### Records for the exercise

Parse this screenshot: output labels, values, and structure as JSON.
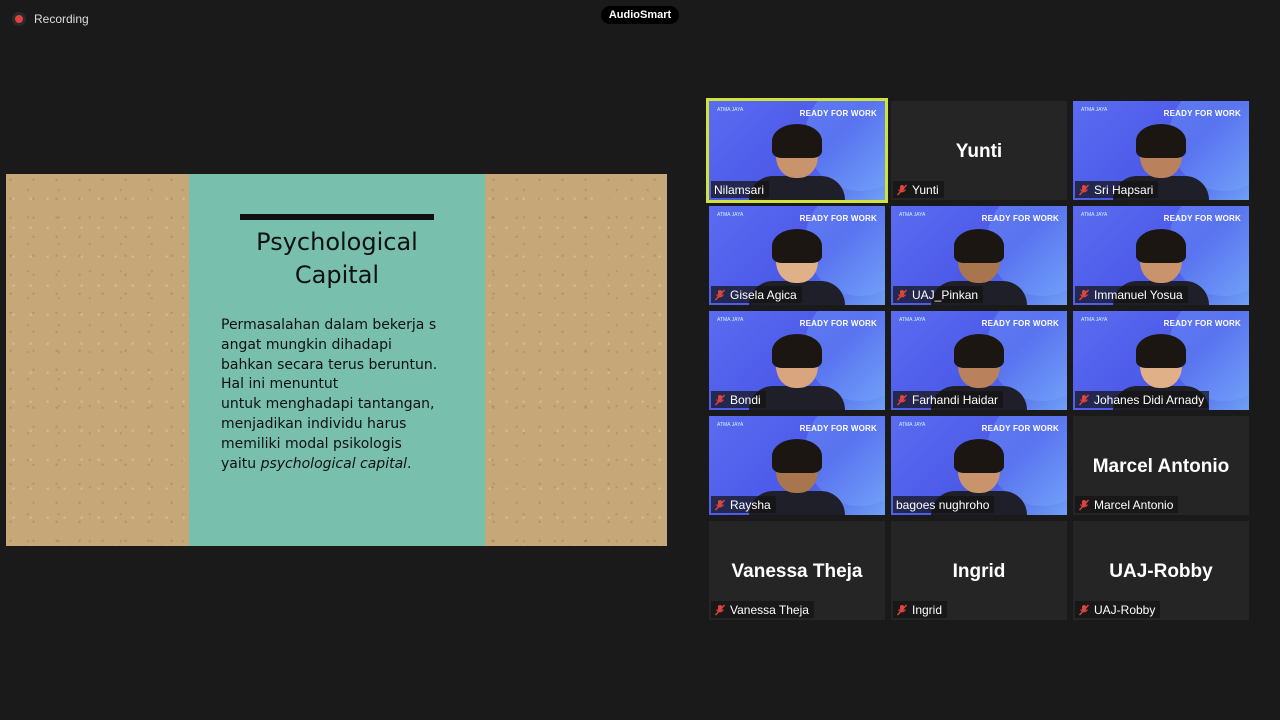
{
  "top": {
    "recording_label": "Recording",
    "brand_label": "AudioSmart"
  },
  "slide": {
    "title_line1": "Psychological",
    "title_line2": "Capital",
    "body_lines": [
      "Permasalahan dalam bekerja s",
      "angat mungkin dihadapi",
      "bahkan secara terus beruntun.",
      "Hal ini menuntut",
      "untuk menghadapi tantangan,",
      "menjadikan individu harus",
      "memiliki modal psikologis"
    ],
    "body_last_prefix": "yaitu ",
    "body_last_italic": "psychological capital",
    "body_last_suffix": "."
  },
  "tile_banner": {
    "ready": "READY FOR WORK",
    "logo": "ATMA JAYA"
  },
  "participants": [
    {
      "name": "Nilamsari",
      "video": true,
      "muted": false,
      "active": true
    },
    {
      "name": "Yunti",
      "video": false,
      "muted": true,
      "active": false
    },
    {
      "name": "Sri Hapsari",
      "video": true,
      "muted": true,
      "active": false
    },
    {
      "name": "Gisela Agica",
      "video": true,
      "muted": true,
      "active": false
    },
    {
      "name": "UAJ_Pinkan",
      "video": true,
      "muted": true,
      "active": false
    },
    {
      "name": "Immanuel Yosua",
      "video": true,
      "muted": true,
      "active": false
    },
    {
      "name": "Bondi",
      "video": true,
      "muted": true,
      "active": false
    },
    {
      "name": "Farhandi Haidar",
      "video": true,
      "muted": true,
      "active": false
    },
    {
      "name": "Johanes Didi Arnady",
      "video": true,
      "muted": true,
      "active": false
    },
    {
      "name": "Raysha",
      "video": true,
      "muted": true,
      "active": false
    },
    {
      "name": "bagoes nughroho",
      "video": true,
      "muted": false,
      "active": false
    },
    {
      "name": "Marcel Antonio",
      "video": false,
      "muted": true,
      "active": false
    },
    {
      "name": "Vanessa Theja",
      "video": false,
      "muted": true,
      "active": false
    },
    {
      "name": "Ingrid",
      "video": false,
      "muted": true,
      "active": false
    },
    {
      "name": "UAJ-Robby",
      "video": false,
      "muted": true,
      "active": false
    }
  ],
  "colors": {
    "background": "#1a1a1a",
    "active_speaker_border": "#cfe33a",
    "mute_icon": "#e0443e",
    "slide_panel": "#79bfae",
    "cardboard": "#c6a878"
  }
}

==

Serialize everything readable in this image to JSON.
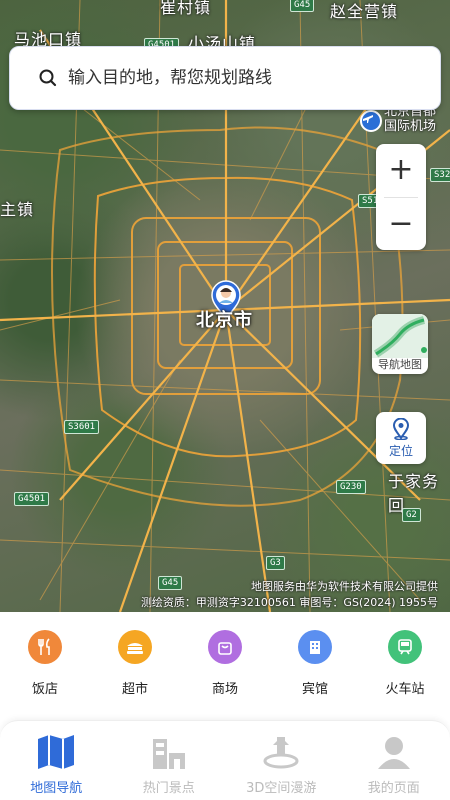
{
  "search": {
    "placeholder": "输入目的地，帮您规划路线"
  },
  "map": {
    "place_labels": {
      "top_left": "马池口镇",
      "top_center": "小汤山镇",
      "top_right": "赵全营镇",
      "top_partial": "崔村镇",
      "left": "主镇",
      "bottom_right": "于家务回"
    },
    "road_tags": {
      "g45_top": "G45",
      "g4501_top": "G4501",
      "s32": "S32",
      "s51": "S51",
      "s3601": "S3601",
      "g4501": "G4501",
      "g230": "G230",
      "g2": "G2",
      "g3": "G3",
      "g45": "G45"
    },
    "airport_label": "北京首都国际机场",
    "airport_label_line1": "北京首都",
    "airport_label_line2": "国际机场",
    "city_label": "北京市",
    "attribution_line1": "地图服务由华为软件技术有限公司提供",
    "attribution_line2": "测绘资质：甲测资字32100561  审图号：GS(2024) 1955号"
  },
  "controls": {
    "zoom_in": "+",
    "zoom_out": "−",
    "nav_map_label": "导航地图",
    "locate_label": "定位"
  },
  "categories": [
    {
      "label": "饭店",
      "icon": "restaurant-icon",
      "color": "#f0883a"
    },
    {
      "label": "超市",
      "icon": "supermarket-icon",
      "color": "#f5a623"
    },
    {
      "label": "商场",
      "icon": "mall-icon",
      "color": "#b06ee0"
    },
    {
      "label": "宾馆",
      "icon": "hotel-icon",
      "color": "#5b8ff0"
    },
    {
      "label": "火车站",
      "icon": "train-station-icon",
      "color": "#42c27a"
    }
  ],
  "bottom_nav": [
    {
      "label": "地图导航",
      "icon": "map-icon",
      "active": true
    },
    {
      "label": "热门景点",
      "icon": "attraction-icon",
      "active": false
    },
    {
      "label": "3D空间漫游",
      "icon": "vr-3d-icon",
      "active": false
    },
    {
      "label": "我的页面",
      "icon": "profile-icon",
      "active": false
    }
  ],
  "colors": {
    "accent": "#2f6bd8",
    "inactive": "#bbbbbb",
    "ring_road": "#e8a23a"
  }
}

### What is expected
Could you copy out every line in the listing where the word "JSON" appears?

### Task answer
Parse this screenshot: output labels, values, and structure as JSON.
Serialize everything readable in this image to JSON.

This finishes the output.